I love reading Dan Ariely’s blog where he answers reader questions about human behaviour. His answers are very entertaining in addition to giving insight into our irrational responses and giving us ways to compensate for our irrationality. Ariely has collected many of his best questions and answers into a wonderful book, Irrationally Yours. Not much of the book is directly related to personal finance, but understanding your own irrationality is important in investing.
On the subject of deciding whether your financial advisor’s services are worth the cost, Ariely recommends imagining sending a cheque every month instead of having the money taken away without your notice. Picturing yourself in the painful position of having to write that cheque, you’re in a better position to “ask yourself if you would pay your financial advisor directly for these services.”
When Ariely answers a question about making sure people have enough retirement savings, he makes a joke with a commentary on American lifestyles. “There are basically two [approaches]. The first is to get people to save more money, and to start saving at a younger age. The second approach is to get people to die at a younger age. ... By allowing citizens to smoke. By subsidizing sugary and fatty foods. By limiting access to preventive health care, etc. When we think about retirement savings in these terms, it seems we’re already doing the most we can on this front.”
On the subject of sticking to a financial plan, Ariely recommends trying to limit your opportunities to make changes. This reduces the odds you’ll make an impulsive choice when you’re being irrational. “You can ask your financial advisor to prevent you from making any changes unless you have slept on the decision for seventy-two hours.” Another approach is “not looking at your portfolio very often.”
Here’s some advice for a situation I’ve been in a few times. A man finds himself “walking behind a woman at night in a somewhat unsafe pace, going in the same direction.” He “can feel the doubt and worry in her mind.” Ariely’s recommendation: “Simply pick up your cell phone, call your mother, and talk to her in a slightly loud voice.
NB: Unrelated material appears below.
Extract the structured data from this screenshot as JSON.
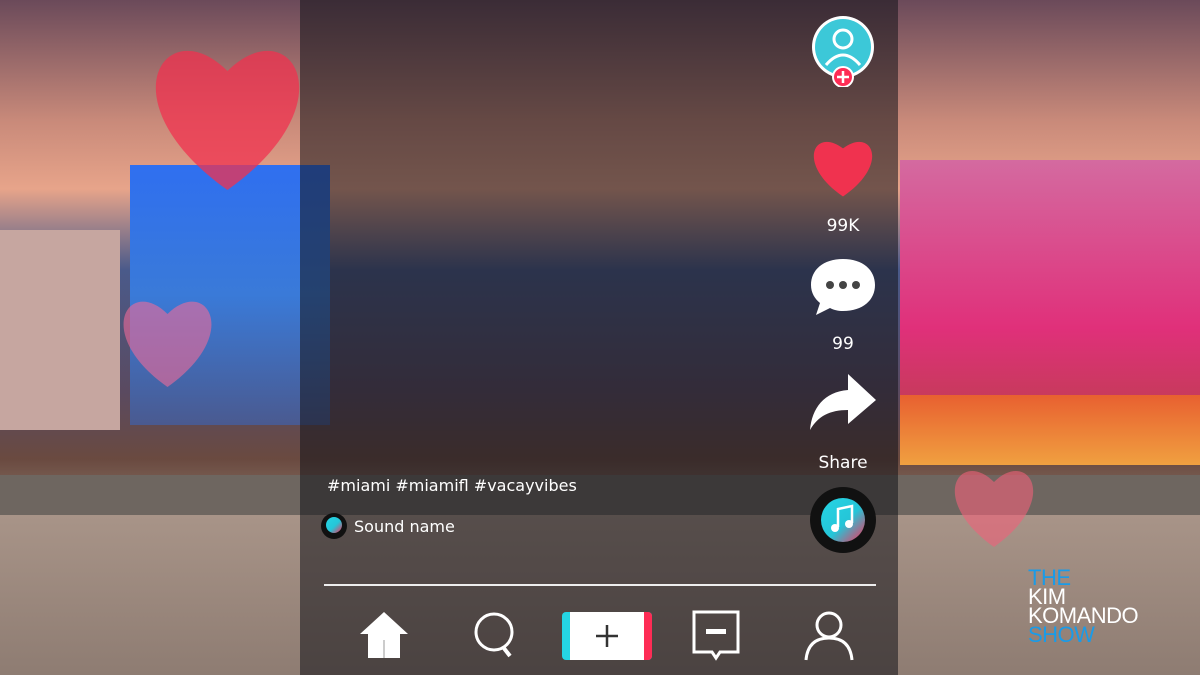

In a world of suspicion, nobody who calls his mother at night could be considered a negative individual.”
When asked about clearing your mind by taking a run, Ariely makes it clear what he thinks of running in a way I found amusing. “I suspect that running while thinking about work is a recipe for designing products and experiences that enhance agony, misery, and pain.”
I highly recommend this book to all my readers, but especially those who insist that they don’t act irrationally.